WHAT IS NEEDED =
As the answer, give a copy of each line below that includes the word "life".

INPUT MATERIAL =
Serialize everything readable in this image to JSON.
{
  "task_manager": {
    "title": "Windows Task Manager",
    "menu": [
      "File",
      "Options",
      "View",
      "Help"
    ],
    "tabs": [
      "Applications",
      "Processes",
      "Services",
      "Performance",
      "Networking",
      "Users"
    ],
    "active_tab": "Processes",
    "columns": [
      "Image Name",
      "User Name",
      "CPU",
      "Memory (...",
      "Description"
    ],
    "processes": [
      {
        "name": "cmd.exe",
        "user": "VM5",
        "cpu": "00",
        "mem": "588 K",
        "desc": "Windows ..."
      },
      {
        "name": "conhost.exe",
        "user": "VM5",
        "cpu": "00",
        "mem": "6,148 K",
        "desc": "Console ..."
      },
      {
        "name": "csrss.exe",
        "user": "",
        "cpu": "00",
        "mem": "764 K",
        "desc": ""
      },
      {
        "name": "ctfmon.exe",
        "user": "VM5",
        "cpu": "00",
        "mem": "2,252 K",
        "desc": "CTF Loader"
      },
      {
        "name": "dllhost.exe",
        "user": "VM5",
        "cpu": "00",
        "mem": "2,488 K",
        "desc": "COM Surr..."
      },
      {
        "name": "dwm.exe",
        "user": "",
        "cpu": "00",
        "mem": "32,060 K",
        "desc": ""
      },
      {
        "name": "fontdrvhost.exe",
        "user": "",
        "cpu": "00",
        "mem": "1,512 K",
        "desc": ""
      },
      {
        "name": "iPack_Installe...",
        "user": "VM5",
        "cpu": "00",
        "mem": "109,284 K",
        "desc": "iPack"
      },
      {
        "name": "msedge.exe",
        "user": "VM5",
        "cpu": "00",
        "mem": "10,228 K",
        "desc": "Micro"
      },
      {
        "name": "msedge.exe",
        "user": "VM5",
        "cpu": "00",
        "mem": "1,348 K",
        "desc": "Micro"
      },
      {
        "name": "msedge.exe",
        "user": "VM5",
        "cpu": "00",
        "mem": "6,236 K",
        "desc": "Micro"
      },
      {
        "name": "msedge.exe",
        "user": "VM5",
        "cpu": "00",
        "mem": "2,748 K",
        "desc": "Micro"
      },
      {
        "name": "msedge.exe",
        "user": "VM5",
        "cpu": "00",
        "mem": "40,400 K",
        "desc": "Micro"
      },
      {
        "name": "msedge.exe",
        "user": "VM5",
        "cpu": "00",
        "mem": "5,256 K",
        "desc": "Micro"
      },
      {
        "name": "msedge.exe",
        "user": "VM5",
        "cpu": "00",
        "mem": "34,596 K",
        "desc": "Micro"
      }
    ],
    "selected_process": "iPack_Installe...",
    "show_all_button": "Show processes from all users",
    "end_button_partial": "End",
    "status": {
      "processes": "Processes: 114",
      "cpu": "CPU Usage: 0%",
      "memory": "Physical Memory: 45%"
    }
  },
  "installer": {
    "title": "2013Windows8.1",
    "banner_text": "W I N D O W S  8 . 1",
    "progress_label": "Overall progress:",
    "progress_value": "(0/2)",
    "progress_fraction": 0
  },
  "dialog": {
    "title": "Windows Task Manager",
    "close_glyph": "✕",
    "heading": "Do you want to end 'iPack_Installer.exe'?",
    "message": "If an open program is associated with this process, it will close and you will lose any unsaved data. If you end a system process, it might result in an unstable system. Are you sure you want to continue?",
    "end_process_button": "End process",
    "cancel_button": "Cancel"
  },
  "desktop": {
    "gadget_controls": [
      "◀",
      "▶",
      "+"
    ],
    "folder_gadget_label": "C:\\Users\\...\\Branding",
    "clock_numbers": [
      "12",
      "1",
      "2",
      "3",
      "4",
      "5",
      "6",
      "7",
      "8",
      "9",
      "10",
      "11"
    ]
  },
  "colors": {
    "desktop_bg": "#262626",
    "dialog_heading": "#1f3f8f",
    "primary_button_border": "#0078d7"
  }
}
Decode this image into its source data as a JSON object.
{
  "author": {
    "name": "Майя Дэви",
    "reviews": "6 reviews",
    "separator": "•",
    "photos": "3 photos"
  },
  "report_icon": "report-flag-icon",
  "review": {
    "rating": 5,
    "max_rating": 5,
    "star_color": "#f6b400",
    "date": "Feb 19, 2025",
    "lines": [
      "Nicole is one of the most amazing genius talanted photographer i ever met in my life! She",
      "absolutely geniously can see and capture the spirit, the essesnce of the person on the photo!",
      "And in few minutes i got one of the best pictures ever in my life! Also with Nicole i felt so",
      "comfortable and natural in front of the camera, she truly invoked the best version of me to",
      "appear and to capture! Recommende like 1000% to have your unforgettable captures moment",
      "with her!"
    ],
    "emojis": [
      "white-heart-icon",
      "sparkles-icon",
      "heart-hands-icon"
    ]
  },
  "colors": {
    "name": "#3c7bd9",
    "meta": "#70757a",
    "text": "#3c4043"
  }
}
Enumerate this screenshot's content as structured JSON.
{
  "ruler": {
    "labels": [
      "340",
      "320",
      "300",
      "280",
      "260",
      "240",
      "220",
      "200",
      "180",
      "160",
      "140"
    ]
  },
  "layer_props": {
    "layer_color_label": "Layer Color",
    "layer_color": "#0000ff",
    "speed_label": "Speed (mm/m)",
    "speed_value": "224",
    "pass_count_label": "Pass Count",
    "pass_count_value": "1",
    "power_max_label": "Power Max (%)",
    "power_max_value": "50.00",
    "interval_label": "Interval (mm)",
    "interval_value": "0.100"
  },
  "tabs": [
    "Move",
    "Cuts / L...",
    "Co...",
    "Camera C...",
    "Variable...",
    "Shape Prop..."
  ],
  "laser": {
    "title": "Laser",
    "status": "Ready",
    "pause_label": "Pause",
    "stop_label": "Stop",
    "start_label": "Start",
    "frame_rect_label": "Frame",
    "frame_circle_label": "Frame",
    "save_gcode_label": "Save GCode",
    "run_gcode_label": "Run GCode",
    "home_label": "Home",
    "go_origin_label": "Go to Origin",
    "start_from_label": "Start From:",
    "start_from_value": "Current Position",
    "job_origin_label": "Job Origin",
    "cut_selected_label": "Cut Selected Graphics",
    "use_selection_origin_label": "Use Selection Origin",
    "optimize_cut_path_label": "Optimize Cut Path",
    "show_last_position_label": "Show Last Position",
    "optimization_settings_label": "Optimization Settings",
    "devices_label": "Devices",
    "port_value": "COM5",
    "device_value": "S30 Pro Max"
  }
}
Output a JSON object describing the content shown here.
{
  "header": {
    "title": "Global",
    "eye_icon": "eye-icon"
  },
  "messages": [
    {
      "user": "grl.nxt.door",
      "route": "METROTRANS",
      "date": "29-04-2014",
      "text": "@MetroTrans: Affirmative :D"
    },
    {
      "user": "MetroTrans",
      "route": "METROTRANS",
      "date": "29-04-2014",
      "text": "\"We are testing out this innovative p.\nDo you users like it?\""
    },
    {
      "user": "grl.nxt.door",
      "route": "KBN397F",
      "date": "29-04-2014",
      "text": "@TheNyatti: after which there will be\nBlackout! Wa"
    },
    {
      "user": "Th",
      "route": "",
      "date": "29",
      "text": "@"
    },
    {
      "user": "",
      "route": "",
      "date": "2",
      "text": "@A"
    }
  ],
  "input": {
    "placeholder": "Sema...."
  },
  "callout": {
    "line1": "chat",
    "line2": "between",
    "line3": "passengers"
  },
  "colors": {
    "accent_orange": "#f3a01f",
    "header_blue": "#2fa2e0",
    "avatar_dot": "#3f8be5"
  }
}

ANSWER SPACE =
      "Nicole is one of the most amazing genius talanted photographer i ever met in my life! She",
      "And in few minutes i got one of the best pictures ever in my life! Also with Nicole i felt so",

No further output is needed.